The Naumans held a grand opening to showcase the renovated barn and property in late April, attended by hundreds of area residents eager to spend a beautiful spring day on the farm. The occasion also provided plenty of opportunities for the family to reflect on their farming heyday.
“In 1963 we had some pigs out here, some registered Angus cattle and some chickens,” recalled Joe Nauman, 58, the youngest of five children of Clinton and the late Mickie Nauman. “When mom and dad bought the property in 1959 there were just under 300 acres of land, but plots have been sold off and now there are about 140 tillable acres. It was a common occurrence to come home from school and have chores to do, including feeding cattle and chickens, baling hay, or grinding feed.”
Joe Nauman remains on the farm, having constructed his home on the property near his mom and dad’s. He recalled how the family slowly drifted away from farming: “In the mid 80’s when all my siblings began to move away and it got to the point it wasn’t profitable to have livestock in the pasture, we stopped with the registered angus. We would just go buy a steer or two and feed them out for our own use,” he said. “By the early 1990s we had stopped buying steers entirely, but dad was still grain farming as recently as five or six years ago.”
Today the Nauman farmland is rented out on a cash basis to a neighbor who produces row crops. The vacated barn, the farm’s iconic windmill and quaint corn crib, and the beautiful farm property presented a perfect setting for a multi-purpose venue attractive to groups desiring to escape the city and enjoy a rural, pastoral setting for their events and celebrations, the family began to realize.

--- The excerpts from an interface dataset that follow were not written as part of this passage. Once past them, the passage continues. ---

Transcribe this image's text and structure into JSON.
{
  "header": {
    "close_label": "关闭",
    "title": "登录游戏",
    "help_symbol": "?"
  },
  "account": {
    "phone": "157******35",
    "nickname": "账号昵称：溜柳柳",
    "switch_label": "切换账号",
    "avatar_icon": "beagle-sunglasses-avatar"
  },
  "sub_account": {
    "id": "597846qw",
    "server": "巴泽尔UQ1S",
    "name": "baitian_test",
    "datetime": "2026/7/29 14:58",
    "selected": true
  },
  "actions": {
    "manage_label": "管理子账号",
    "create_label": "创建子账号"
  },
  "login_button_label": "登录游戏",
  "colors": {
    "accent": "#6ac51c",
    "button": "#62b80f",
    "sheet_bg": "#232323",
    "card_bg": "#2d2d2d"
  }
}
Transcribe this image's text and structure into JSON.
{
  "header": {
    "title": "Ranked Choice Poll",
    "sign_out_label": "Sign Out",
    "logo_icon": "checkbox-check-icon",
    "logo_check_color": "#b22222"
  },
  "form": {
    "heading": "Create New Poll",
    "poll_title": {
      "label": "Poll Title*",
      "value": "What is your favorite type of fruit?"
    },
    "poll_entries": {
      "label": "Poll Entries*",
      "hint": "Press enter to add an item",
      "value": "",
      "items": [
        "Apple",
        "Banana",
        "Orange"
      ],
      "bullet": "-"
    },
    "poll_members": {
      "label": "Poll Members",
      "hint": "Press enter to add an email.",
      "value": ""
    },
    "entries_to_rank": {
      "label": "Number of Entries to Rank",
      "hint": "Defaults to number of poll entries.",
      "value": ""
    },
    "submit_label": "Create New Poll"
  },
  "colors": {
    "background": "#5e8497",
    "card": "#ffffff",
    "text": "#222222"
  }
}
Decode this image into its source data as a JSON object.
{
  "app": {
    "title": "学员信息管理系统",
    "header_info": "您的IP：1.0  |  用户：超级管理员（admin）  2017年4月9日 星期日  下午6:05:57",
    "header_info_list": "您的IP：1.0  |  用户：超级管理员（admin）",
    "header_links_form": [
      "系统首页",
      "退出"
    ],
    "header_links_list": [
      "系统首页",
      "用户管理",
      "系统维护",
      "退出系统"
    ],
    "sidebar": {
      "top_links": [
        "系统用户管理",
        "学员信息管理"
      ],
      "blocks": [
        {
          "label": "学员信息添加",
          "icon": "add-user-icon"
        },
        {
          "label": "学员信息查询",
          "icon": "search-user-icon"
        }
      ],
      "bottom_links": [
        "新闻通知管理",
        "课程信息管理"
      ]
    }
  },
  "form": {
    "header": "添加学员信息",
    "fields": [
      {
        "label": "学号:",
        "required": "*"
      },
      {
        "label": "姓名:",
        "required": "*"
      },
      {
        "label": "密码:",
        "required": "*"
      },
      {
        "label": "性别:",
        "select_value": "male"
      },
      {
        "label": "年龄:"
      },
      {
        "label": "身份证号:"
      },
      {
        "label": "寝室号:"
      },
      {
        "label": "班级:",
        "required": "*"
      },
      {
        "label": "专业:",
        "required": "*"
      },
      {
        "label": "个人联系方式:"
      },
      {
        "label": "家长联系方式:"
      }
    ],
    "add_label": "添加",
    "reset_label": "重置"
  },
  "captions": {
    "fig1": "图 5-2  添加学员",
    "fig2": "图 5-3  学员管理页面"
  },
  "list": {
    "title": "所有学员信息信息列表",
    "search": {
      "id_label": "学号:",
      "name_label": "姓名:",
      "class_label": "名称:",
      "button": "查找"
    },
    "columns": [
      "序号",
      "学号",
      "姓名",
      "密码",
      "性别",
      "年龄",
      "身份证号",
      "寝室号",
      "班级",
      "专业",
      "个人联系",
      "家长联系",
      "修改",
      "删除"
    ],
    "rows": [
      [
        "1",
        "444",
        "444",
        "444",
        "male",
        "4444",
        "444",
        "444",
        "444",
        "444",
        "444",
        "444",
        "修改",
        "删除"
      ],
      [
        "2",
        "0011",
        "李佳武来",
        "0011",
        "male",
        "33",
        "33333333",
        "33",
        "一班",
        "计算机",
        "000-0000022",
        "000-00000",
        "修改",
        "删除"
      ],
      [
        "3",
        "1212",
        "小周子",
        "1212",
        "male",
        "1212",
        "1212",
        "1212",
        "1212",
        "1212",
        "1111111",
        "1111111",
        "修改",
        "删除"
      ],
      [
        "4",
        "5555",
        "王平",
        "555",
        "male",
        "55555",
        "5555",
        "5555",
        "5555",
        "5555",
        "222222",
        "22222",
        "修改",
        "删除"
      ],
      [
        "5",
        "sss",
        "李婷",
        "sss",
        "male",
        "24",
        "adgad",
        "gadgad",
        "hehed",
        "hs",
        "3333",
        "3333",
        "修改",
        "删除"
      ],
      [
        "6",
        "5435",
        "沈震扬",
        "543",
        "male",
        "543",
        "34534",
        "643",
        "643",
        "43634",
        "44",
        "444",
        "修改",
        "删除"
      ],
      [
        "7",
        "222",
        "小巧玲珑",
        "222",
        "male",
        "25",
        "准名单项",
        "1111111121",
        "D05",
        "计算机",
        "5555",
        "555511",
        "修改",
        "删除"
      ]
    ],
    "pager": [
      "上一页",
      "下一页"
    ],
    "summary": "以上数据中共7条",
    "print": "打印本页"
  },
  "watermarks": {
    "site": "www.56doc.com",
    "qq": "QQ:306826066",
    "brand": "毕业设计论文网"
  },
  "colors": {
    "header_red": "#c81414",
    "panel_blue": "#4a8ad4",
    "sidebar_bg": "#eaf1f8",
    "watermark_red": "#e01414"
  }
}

“The seed was planted in 2016 or 2017 when we held a farm auction to auction off the equipment. That was the first time we used the cattle barn for an event, and I made the comment that someone could have a wedding in there,” said Gollnitz. “Little did I know that in January of 2019 I would get engaged on the family vacation, and by the time that weekend was over my family had all the plans for a barn wedding underway. In March we began cleaning the barn.”
Renovations included thorough cleansing of walls, beams, and other woodwork, along with some concrete work. Nauman siblings, cousins and spouses, and neighbors all pitched in, working every weekend that summer to clean and pressure wash every square inch of the barn. They created an “open concept” look, with a rustic loft overlooking the main level and a crystal chandelier providing a portion of the barn’s lighting.  
A courtyard was added to the rear of the barn and an old. knotty-pine corn crib was turned into a “ready room” for the bride. A built-in stage and pub area was also installed, along with an outdoor fire pit and social-style picnic tables. Though not all the amenities had been completed, the barn and compound were ready to host the Gollnitz’s nuptials by September 2019.
“After we had our wedding with lots of family friends and neighbors, we started to get calls about using the barn for this or that. The family had no intentions of opening the barn as an event venue, but suddenly we had to seriously consider running it as a business,” Ashley said.
The family decided to name their fledgling enterprise Top of the Hill Farm Event Venue and Gathering Place, a name derived from a wooden sign leftover from the mid-1960s declaring the property Nauman’s Angus Top of the Hill Farm. The family showed livestock under that moniker at county 4-H fairs. 
“Mom and dad were both leaders for the 4-H Club, and my siblings and I were all very active,” said Nauman. “We grew up on 4-H projects from gardening to livestock.”
Top of the Hill Farm is located at 21427 N. Benedict Street, one mile northwest of Chillicothe (Peoria County). For information on renting the barn for an event, call (309) 966-8079 or visit